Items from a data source
- Opening Delimiter -

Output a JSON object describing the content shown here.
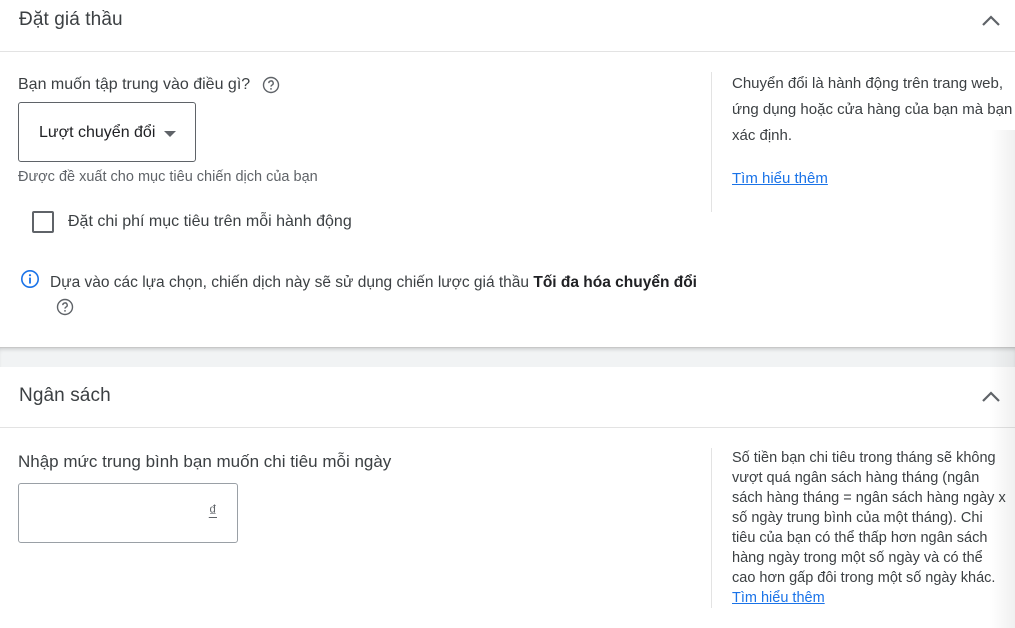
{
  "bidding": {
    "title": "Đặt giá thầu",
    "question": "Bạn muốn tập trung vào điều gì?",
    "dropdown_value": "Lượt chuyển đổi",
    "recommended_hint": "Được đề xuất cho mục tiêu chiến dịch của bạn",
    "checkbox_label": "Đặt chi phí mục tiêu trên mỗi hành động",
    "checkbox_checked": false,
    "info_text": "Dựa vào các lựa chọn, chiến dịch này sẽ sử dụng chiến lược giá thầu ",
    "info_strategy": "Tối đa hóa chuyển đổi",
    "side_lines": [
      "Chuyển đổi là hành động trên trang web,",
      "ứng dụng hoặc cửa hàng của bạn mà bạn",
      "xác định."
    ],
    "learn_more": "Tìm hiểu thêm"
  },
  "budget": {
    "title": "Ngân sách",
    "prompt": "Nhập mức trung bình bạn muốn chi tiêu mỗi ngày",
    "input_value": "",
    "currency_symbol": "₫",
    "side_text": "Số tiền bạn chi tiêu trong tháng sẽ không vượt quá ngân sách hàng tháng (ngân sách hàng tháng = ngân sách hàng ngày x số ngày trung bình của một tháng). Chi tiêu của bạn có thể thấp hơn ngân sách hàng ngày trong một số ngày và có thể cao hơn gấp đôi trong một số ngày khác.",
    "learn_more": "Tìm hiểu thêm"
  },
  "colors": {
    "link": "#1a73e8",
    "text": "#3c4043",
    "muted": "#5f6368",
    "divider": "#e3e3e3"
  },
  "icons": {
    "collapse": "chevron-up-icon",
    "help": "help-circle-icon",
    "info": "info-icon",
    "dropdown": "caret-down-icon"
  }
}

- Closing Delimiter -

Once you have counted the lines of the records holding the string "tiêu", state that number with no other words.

= TASK OUTPUT =
4